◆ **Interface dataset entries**
- - - -
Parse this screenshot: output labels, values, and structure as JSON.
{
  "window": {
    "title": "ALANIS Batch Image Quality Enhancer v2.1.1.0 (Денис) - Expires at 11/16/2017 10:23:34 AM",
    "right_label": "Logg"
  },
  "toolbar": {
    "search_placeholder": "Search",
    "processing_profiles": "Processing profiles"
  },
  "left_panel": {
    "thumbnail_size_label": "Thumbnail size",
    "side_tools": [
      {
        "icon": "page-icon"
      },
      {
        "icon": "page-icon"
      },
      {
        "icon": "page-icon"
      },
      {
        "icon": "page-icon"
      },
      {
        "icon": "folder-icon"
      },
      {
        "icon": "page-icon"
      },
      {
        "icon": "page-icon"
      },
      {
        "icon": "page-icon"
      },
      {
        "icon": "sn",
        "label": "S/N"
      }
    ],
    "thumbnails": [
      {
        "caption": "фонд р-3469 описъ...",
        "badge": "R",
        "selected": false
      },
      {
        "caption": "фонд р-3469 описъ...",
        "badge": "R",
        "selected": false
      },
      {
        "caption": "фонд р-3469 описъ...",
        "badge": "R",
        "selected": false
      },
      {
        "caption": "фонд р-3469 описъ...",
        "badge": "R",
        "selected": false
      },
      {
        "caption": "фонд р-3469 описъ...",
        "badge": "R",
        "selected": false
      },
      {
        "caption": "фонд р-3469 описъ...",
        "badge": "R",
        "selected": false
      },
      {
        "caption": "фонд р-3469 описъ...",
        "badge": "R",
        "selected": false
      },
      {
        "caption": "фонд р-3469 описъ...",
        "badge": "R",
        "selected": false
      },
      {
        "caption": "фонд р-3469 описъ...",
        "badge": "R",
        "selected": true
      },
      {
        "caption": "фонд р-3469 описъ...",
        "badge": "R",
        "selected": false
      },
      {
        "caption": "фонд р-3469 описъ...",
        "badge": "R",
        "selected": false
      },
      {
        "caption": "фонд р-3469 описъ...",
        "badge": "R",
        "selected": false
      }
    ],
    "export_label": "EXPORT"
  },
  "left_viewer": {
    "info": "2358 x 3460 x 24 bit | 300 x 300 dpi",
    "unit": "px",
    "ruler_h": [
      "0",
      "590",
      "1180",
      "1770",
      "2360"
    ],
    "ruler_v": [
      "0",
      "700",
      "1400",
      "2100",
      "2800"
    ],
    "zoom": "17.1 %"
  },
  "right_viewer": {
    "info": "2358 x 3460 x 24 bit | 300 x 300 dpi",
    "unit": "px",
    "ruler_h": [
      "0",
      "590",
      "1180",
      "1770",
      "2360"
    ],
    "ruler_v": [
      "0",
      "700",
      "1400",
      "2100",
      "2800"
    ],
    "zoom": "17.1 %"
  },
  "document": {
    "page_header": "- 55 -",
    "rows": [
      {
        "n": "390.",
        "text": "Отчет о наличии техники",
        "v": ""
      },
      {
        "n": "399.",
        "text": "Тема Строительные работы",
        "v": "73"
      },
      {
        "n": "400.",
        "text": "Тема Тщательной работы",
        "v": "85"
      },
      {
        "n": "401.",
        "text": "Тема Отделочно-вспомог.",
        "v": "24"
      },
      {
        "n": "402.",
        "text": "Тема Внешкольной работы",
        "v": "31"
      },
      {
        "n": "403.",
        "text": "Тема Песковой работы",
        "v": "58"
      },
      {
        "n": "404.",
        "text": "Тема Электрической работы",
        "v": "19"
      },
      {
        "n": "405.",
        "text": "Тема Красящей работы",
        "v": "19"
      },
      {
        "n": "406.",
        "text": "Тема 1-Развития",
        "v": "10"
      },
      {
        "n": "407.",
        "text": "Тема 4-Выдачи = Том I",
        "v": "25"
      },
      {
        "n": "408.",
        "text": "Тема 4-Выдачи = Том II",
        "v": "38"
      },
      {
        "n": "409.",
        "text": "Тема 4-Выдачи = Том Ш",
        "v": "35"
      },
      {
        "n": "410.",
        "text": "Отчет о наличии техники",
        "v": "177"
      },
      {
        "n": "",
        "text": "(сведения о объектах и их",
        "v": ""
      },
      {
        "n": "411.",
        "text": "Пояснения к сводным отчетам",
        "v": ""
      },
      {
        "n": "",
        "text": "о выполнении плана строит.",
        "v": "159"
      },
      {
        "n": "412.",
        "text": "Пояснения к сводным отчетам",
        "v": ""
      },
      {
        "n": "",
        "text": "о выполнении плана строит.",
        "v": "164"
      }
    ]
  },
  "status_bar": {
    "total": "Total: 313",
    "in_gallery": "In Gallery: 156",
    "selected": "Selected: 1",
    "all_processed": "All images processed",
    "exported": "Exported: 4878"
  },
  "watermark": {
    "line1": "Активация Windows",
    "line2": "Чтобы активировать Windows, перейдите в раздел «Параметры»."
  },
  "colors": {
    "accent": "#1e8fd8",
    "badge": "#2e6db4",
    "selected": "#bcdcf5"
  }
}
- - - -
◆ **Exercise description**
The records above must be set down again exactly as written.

◆ **The completed task**
Parse this screenshot: output labels, values, and structure as JSON.
{
  "window": {
    "title": "ALANIS Batch Image Quality Enhancer v2.1.1.0 (Денис) - Expires at 11/16/2017 10:23:34 AM",
    "right_label": "Logg"
  },
  "toolbar": {
    "search_placeholder": "Search",
    "processing_profiles": "Processing profiles"
  },
  "left_panel": {
    "thumbnail_size_label": "Thumbnail size",
    "side_tools": [
      {
        "icon": "page-icon"
      },
      {
        "icon": "page-icon"
      },
      {
        "icon": "page-icon"
      },
      {
        "icon": "page-icon"
      },
      {
        "icon": "folder-icon"
      },
      {
        "icon": "page-icon"
      },
      {
        "icon": "page-icon"
      },
      {
        "icon": "page-icon"
      },
      {
        "icon": "sn",
        "label": "S/N"
      }
    ],
    "thumbnails": [
      {
        "caption": "фонд р-3469 описъ...",
        "badge": "R",
        "selected": false
      },
      {
        "caption": "фонд р-3469 описъ...",
        "badge": "R",
        "selected": false
      },
      {
        "caption": "фонд р-3469 описъ...",
        "badge": "R",
        "selected": false
      },
      {
        "caption": "фонд р-3469 описъ...",
        "badge": "R",
        "selected": false
      },
      {
        "caption": "фонд р-3469 описъ...",
        "badge": "R",
        "selected": false
      },
      {
        "caption": "фонд р-3469 описъ...",
        "badge": "R",
        "selected": false
      },
      {
        "caption": "фонд р-3469 описъ...",
        "badge": "R",
        "selected": false
      },
      {
        "caption": "фонд р-3469 описъ...",
        "badge": "R",
        "selected": false
      },
      {
        "caption": "фонд р-3469 описъ...",
        "badge": "R",
        "selected": true
      },
      {
        "caption": "фонд р-3469 описъ...",
        "badge": "R",
        "selected": false
      },
      {
        "caption": "фонд р-3469 описъ...",
        "badge": "R",
        "selected": false
      },
      {
        "caption": "фонд р-3469 описъ...",
        "badge": "R",
        "selected": false
      }
    ],
    "export_label": "EXPORT"
  },
  "left_viewer": {
    "info": "2358 x 3460 x 24 bit | 300 x 300 dpi",
    "unit": "px",
    "ruler_h": [
      "0",
      "590",
      "1180",
      "1770",
      "2360"
    ],
    "ruler_v": [
      "0",
      "700",
      "1400",
      "2100",
      "2800"
    ],
    "zoom": "17.1 %"
  },
  "right_viewer": {
    "info": "2358 x 3460 x 24 bit | 300 x 300 dpi",
    "unit": "px",
    "ruler_h": [
      "0",
      "590",
      "1180",
      "1770",
      "2360"
    ],
    "ruler_v": [
      "0",
      "700",
      "1400",
      "2100",
      "2800"
    ],
    "zoom": "17.1 %"
  },
  "document": {
    "page_header": "- 55 -",
    "rows": [
      {
        "n": "390.",
        "text": "Отчет о наличии техники",
        "v": ""
      },
      {
        "n": "399.",
        "text": "Тема Строительные работы",
        "v": "73"
      },
      {
        "n": "400.",
        "text": "Тема Тщательной работы",
        "v": "85"
      },
      {
        "n": "401.",
        "text": "Тема Отделочно-вспомог.",
        "v": "24"
      },
      {
        "n": "402.",
        "text": "Тема Внешкольной работы",
        "v": "31"
      },
      {
        "n": "403.",
        "text": "Тема Песковой работы",
        "v": "58"
      },
      {
        "n": "404.",
        "text": "Тема Электрической работы",
        "v": "19"
      },
      {
        "n": "405.",
        "text": "Тема Красящей работы",
        "v": "19"
      },
      {
        "n": "406.",
        "text": "Тема 1-Развития",
        "v": "10"
      },
      {
        "n": "407.",
        "text": "Тема 4-Выдачи = Том I",
        "v": "25"
      },
      {
        "n": "408.",
        "text": "Тема 4-Выдачи = Том II",
        "v": "38"
      },
      {
        "n": "409.",
        "text": "Тема 4-Выдачи = Том Ш",
        "v": "35"
      },
      {
        "n": "410.",
        "text": "Отчет о наличии техники",
        "v": "177"
      },
      {
        "n": "",
        "text": "(сведения о объектах и их",
        "v": ""
      },
      {
        "n": "411.",
        "text": "Пояснения к сводным отчетам",
        "v": ""
      },
      {
        "n": "",
        "text": "о выполнении плана строит.",
        "v": "159"
      },
      {
        "n": "412.",
        "text": "Пояснения к сводным отчетам",
        "v": ""
      },
      {
        "n": "",
        "text": "о выполнении плана строит.",
        "v": "164"
      }
    ]
  },
  "status_bar": {
    "total": "Total: 313",
    "in_gallery": "In Gallery: 156",
    "selected": "Selected: 1",
    "all_processed": "All images processed",
    "exported": "Exported: 4878"
  },
  "watermark": {
    "line1": "Активация Windows",
    "line2": "Чтобы активировать Windows, перейдите в раздел «Параметры»."
  },
  "colors": {
    "accent": "#1e8fd8",
    "badge": "#2e6db4",
    "selected": "#bcdcf5"
  }
}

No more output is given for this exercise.